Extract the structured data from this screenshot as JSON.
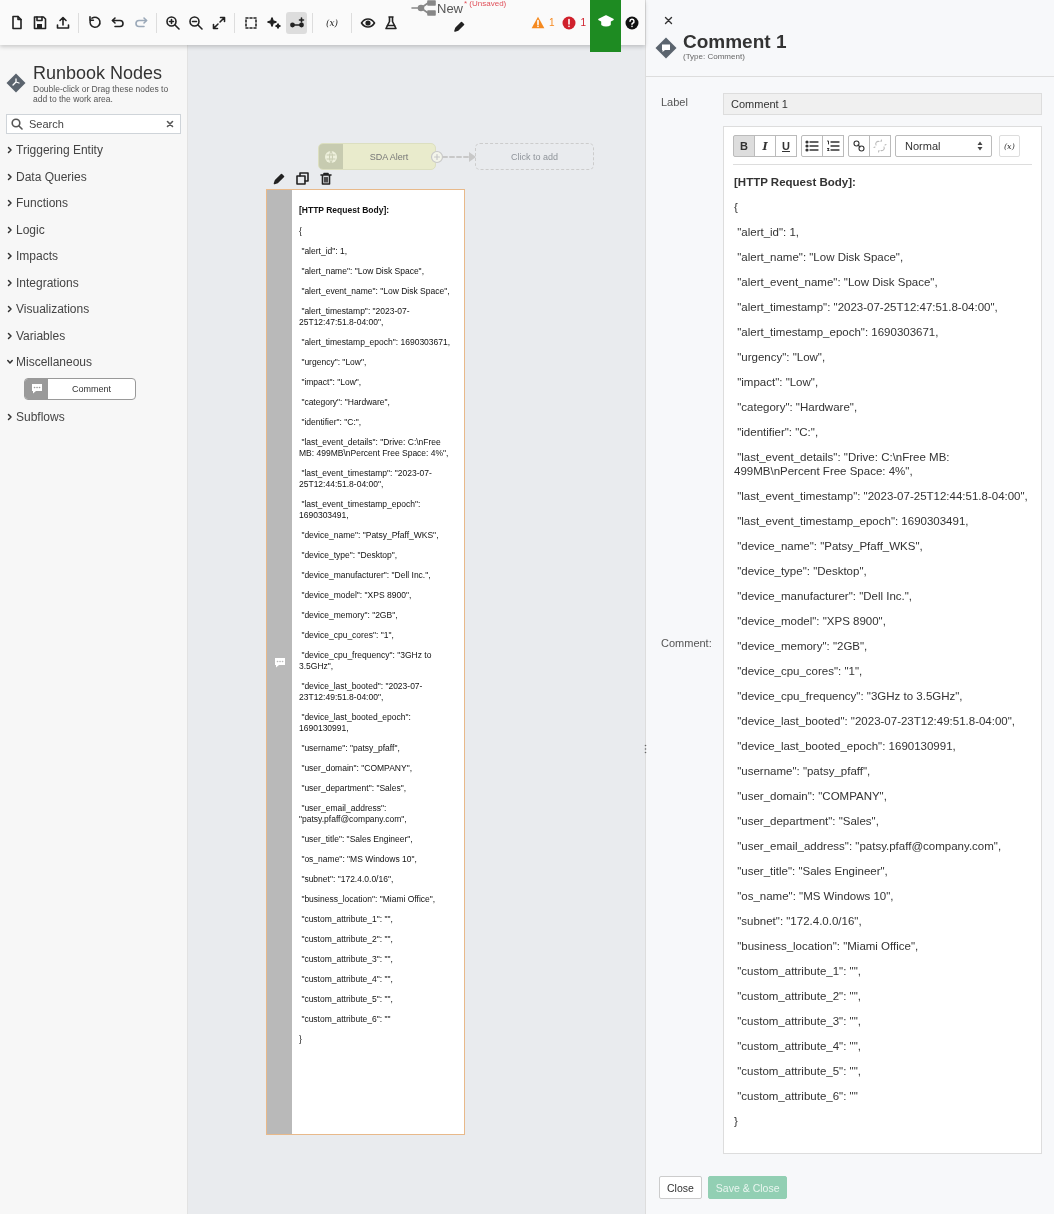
{
  "toolbar": {
    "groups": [
      {
        "buttons": [
          {
            "selected": false,
            "disabled": false
          },
          {
            "selected": false,
            "disabled": false
          },
          {
            "selected": false,
            "disabled": false
          }
        ]
      },
      {
        "buttons": [
          {
            "selected": false,
            "disabled": false
          },
          {
            "selected": false,
            "disabled": false
          },
          {
            "selected": false,
            "disabled": true
          }
        ]
      },
      {
        "buttons": [
          {
            "selected": false,
            "disabled": false
          },
          {
            "selected": false,
            "disabled": false
          },
          {
            "selected": false,
            "disabled": false
          }
        ]
      },
      {
        "buttons": [
          {
            "selected": false,
            "disabled": false
          },
          {
            "selected": false,
            "disabled": false
          },
          {
            "selected": true,
            "disabled": false
          }
        ]
      },
      {
        "buttons": [
          {
            "label": "(x)",
            "selected": false,
            "disabled": false
          }
        ]
      },
      {
        "buttons": [
          {
            "selected": false,
            "disabled": false
          },
          {
            "selected": false,
            "disabled": false
          }
        ]
      }
    ],
    "title": "New",
    "unsaved": "* (Unsaved)",
    "warnings": "1",
    "errors": "1"
  },
  "sidebar": {
    "title": "Runbook Nodes",
    "subtitle": "Double-click or Drag these nodes to add to the work area.",
    "search": {
      "placeholder": "Search"
    },
    "categories": [
      {
        "label": "Triggering Entity",
        "expanded": false
      },
      {
        "label": "Data Queries",
        "expanded": false
      },
      {
        "label": "Functions",
        "expanded": false
      },
      {
        "label": "Logic",
        "expanded": false
      },
      {
        "label": "Impacts",
        "expanded": false
      },
      {
        "label": "Integrations",
        "expanded": false
      },
      {
        "label": "Visualizations",
        "expanded": false
      },
      {
        "label": "Variables",
        "expanded": false
      },
      {
        "label": "Miscellaneous",
        "expanded": true,
        "children": [
          {
            "label": "Comment"
          }
        ]
      },
      {
        "label": "Subflows",
        "expanded": false
      }
    ]
  },
  "canvas": {
    "trigger_node": {
      "label": "SDA Alert"
    },
    "add_node": {
      "label": "Click to add"
    },
    "comment_node": {
      "selected": true,
      "heading": "[HTTP Request Body]:",
      "lines": [
        "{",
        " \"alert_id\": 1,",
        " \"alert_name\": \"Low Disk Space\",",
        " \"alert_event_name\": \"Low Disk Space\",",
        " \"alert_timestamp\": \"2023-07-25T12:47:51.8-04:00\",",
        " \"alert_timestamp_epoch\": 1690303671,",
        " \"urgency\": \"Low\",",
        " \"impact\": \"Low\",",
        " \"category\": \"Hardware\",",
        " \"identifier\": \"C:\",",
        " \"last_event_details\": \"Drive: C:\\nFree MB: 499MB\\nPercent Free Space: 4%\",",
        " \"last_event_timestamp\": \"2023-07-25T12:44:51.8-04:00\",",
        " \"last_event_timestamp_epoch\": 1690303491,",
        " \"device_name\": \"Patsy_Pfaff_WKS\",",
        " \"device_type\": \"Desktop\",",
        " \"device_manufacturer\": \"Dell Inc.\",",
        " \"device_model\": \"XPS 8900\",",
        " \"device_memory\": \"2GB\",",
        " \"device_cpu_cores\": \"1\",",
        " \"device_cpu_frequency\": \"3GHz to 3.5GHz\",",
        " \"device_last_booted\": \"2023-07-23T12:49:51.8-04:00\",",
        " \"device_last_booted_epoch\": 1690130991,",
        " \"username\": \"patsy_pfaff\",",
        " \"user_domain\": \"COMPANY\",",
        " \"user_department\": \"Sales\",",
        " \"user_email_address\": \"patsy.pfaff@company.com\",",
        " \"user_title\": \"Sales Engineer\",",
        " \"os_name\": \"MS Windows 10\",",
        " \"subnet\": \"172.4.0.0/16\",",
        " \"business_location\": \"Miami Office\",",
        " \"custom_attribute_1\": \"\",",
        " \"custom_attribute_2\": \"\",",
        " \"custom_attribute_3\": \"\",",
        " \"custom_attribute_4\": \"\",",
        " \"custom_attribute_5\": \"\",",
        " \"custom_attribute_6\": \"\"",
        "}"
      ]
    }
  },
  "panel": {
    "title": "Comment 1",
    "subtitle": "(Type: Comment)",
    "label_field": {
      "label": "Label",
      "value": "Comment 1"
    },
    "comment_field": {
      "label": "Comment:",
      "format_buttons": [
        {
          "label": "B",
          "active": true
        },
        {
          "label": "I",
          "active": false
        },
        {
          "label": "U",
          "active": false
        }
      ],
      "list_buttons": [
        {
          "active": false
        },
        {
          "active": false
        }
      ],
      "link_buttons": [
        {
          "disabled": false
        },
        {
          "disabled": true
        }
      ],
      "style_select": "Normal",
      "variable_button": "(x)",
      "heading": "[HTTP Request Body]:",
      "lines": [
        "{",
        " \"alert_id\": 1,",
        " \"alert_name\": \"Low Disk Space\",",
        " \"alert_event_name\": \"Low Disk Space\",",
        " \"alert_timestamp\": \"2023-07-25T12:47:51.8-04:00\",",
        " \"alert_timestamp_epoch\": 1690303671,",
        " \"urgency\": \"Low\",",
        " \"impact\": \"Low\",",
        " \"category\": \"Hardware\",",
        " \"identifier\": \"C:\",",
        " \"last_event_details\": \"Drive: C:\\nFree MB: 499MB\\nPercent Free Space: 4%\",",
        " \"last_event_timestamp\": \"2023-07-25T12:44:51.8-04:00\",",
        " \"last_event_timestamp_epoch\": 1690303491,",
        " \"device_name\": \"Patsy_Pfaff_WKS\",",
        " \"device_type\": \"Desktop\",",
        " \"device_manufacturer\": \"Dell Inc.\",",
        " \"device_model\": \"XPS 8900\",",
        " \"device_memory\": \"2GB\",",
        " \"device_cpu_cores\": \"1\",",
        " \"device_cpu_frequency\": \"3GHz to 3.5GHz\",",
        " \"device_last_booted\": \"2023-07-23T12:49:51.8-04:00\",",
        " \"device_last_booted_epoch\": 1690130991,",
        " \"username\": \"patsy_pfaff\",",
        " \"user_domain\": \"COMPANY\",",
        " \"user_department\": \"Sales\",",
        " \"user_email_address\": \"patsy.pfaff@company.com\",",
        " \"user_title\": \"Sales Engineer\",",
        " \"os_name\": \"MS Windows 10\",",
        " \"subnet\": \"172.4.0.0/16\",",
        " \"business_location\": \"Miami Office\",",
        " \"custom_attribute_1\": \"\",",
        " \"custom_attribute_2\": \"\",",
        " \"custom_attribute_3\": \"\",",
        " \"custom_attribute_4\": \"\",",
        " \"custom_attribute_5\": \"\",",
        " \"custom_attribute_6\": \"\"",
        "}"
      ]
    },
    "buttons": [
      {
        "label": "Close",
        "kind": "secondary",
        "disabled": false
      },
      {
        "label": "Save & Close",
        "kind": "primary",
        "disabled": true
      }
    ]
  }
}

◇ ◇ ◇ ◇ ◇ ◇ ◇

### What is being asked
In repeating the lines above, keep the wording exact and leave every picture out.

### Exercise output
Extract the structured data from this screenshot as JSON.
{
  "toolbar": {
    "groups": [
      {
        "buttons": [
          {
            "selected": false,
            "disabled": false
          },
          {
            "selected": false,
            "disabled": false
          },
          {
            "selected": false,
            "disabled": false
          }
        ]
      },
      {
        "buttons": [
          {
            "selected": false,
            "disabled": false
          },
          {
            "selected": false,
            "disabled": false
          },
          {
            "selected": false,
            "disabled": true
          }
        ]
      },
      {
        "buttons": [
          {
            "selected": false,
            "disabled": false
          },
          {
            "selected": false,
            "disabled": false
          },
          {
            "selected": false,
            "disabled": false
          }
        ]
      },
      {
        "buttons": [
          {
            "selected": false,
            "disabled": false
          },
          {
            "selected": false,
            "disabled": false
          },
          {
            "selected": true,
            "disabled": false
          }
        ]
      },
      {
        "buttons": [
          {
            "label": "(x)",
            "selected": false,
            "disabled": false
          }
        ]
      },
      {
        "buttons": [
          {
            "selected": false,
            "disabled": false
          },
          {
            "selected": false,
            "disabled": false
          }
        ]
      }
    ],
    "title": "New",
    "unsaved": "* (Unsaved)",
    "warnings": "1",
    "errors": "1"
  },
  "sidebar": {
    "title": "Runbook Nodes",
    "subtitle": "Double-click or Drag these nodes to add to the work area.",
    "search": {
      "placeholder": "Search"
    },
    "categories": [
      {
        "label": "Triggering Entity",
        "expanded": false
      },
      {
        "label": "Data Queries",
        "expanded": false
      },
      {
        "label": "Functions",
        "expanded": false
      },
      {
        "label": "Logic",
        "expanded": false
      },
      {
        "label": "Impacts",
        "expanded": false
      },
      {
        "label": "Integrations",
        "expanded": false
      },
      {
        "label": "Visualizations",
        "expanded": false
      },
      {
        "label": "Variables",
        "expanded": false
      },
      {
        "label": "Miscellaneous",
        "expanded": true,
        "children": [
          {
            "label": "Comment"
          }
        ]
      },
      {
        "label": "Subflows",
        "expanded": false
      }
    ]
  },
  "canvas": {
    "trigger_node": {
      "label": "SDA Alert"
    },
    "add_node": {
      "label": "Click to add"
    },
    "comment_node": {
      "selected": true,
      "heading": "[HTTP Request Body]:",
      "lines": [
        "{",
        " \"alert_id\": 1,",
        " \"alert_name\": \"Low Disk Space\",",
        " \"alert_event_name\": \"Low Disk Space\",",
        " \"alert_timestamp\": \"2023-07-25T12:47:51.8-04:00\",",
        " \"alert_timestamp_epoch\": 1690303671,",
        " \"urgency\": \"Low\",",
        " \"impact\": \"Low\",",
        " \"category\": \"Hardware\",",
        " \"identifier\": \"C:\",",
        " \"last_event_details\": \"Drive: C:\\nFree MB: 499MB\\nPercent Free Space: 4%\",",
        " \"last_event_timestamp\": \"2023-07-25T12:44:51.8-04:00\",",
        " \"last_event_timestamp_epoch\": 1690303491,",
        " \"device_name\": \"Patsy_Pfaff_WKS\",",
        " \"device_type\": \"Desktop\",",
        " \"device_manufacturer\": \"Dell Inc.\",",
        " \"device_model\": \"XPS 8900\",",
        " \"device_memory\": \"2GB\",",
        " \"device_cpu_cores\": \"1\",",
        " \"device_cpu_frequency\": \"3GHz to 3.5GHz\",",
        " \"device_last_booted\": \"2023-07-23T12:49:51.8-04:00\",",
        " \"device_last_booted_epoch\": 1690130991,",
        " \"username\": \"patsy_pfaff\",",
        " \"user_domain\": \"COMPANY\",",
        " \"user_department\": \"Sales\",",
        " \"user_email_address\": \"patsy.pfaff@company.com\",",
        " \"user_title\": \"Sales Engineer\",",
        " \"os_name\": \"MS Windows 10\",",
        " \"subnet\": \"172.4.0.0/16\",",
        " \"business_location\": \"Miami Office\",",
        " \"custom_attribute_1\": \"\",",
        " \"custom_attribute_2\": \"\",",
        " \"custom_attribute_3\": \"\",",
        " \"custom_attribute_4\": \"\",",
        " \"custom_attribute_5\": \"\",",
        " \"custom_attribute_6\": \"\"",
        "}"
      ]
    }
  },
  "panel": {
    "title": "Comment 1",
    "subtitle": "(Type: Comment)",
    "label_field": {
      "label": "Label",
      "value": "Comment 1"
    },
    "comment_field": {
      "label": "Comment:",
      "format_buttons": [
        {
          "label": "B",
          "active": true
        },
        {
          "label": "I",
          "active": false
        },
        {
          "label": "U",
          "active": false
        }
      ],
      "list_buttons": [
        {
          "active": false
        },
        {
          "active": false
        }
      ],
      "link_buttons": [
        {
          "disabled": false
        },
        {
          "disabled": true
        }
      ],
      "style_select": "Normal",
      "variable_button": "(x)",
      "heading": "[HTTP Request Body]:",
      "lines": [
        "{",
        " \"alert_id\": 1,",
        " \"alert_name\": \"Low Disk Space\",",
        " \"alert_event_name\": \"Low Disk Space\",",
        " \"alert_timestamp\": \"2023-07-25T12:47:51.8-04:00\",",
        " \"alert_timestamp_epoch\": 1690303671,",
        " \"urgency\": \"Low\",",
        " \"impact\": \"Low\",",
        " \"category\": \"Hardware\",",
        " \"identifier\": \"C:\",",
        " \"last_event_details\": \"Drive: C:\\nFree MB: 499MB\\nPercent Free Space: 4%\",",
        " \"last_event_timestamp\": \"2023-07-25T12:44:51.8-04:00\",",
        " \"last_event_timestamp_epoch\": 1690303491,",
        " \"device_name\": \"Patsy_Pfaff_WKS\",",
        " \"device_type\": \"Desktop\",",
        " \"device_manufacturer\": \"Dell Inc.\",",
        " \"device_model\": \"XPS 8900\",",
        " \"device_memory\": \"2GB\",",
        " \"device_cpu_cores\": \"1\",",
        " \"device_cpu_frequency\": \"3GHz to 3.5GHz\",",
        " \"device_last_booted\": \"2023-07-23T12:49:51.8-04:00\",",
        " \"device_last_booted_epoch\": 1690130991,",
        " \"username\": \"patsy_pfaff\",",
        " \"user_domain\": \"COMPANY\",",
        " \"user_department\": \"Sales\",",
        " \"user_email_address\": \"patsy.pfaff@company.com\",",
        " \"user_title\": \"Sales Engineer\",",
        " \"os_name\": \"MS Windows 10\",",
        " \"subnet\": \"172.4.0.0/16\",",
        " \"business_location\": \"Miami Office\",",
        " \"custom_attribute_1\": \"\",",
        " \"custom_attribute_2\": \"\",",
        " \"custom_attribute_3\": \"\",",
        " \"custom_attribute_4\": \"\",",
        " \"custom_attribute_5\": \"\",",
        " \"custom_attribute_6\": \"\"",
        "}"
      ]
    },
    "buttons": [
      {
        "label": "Close",
        "kind": "secondary",
        "disabled": false
      },
      {
        "label": "Save & Close",
        "kind": "primary",
        "disabled": true
      }
    ]
  }
}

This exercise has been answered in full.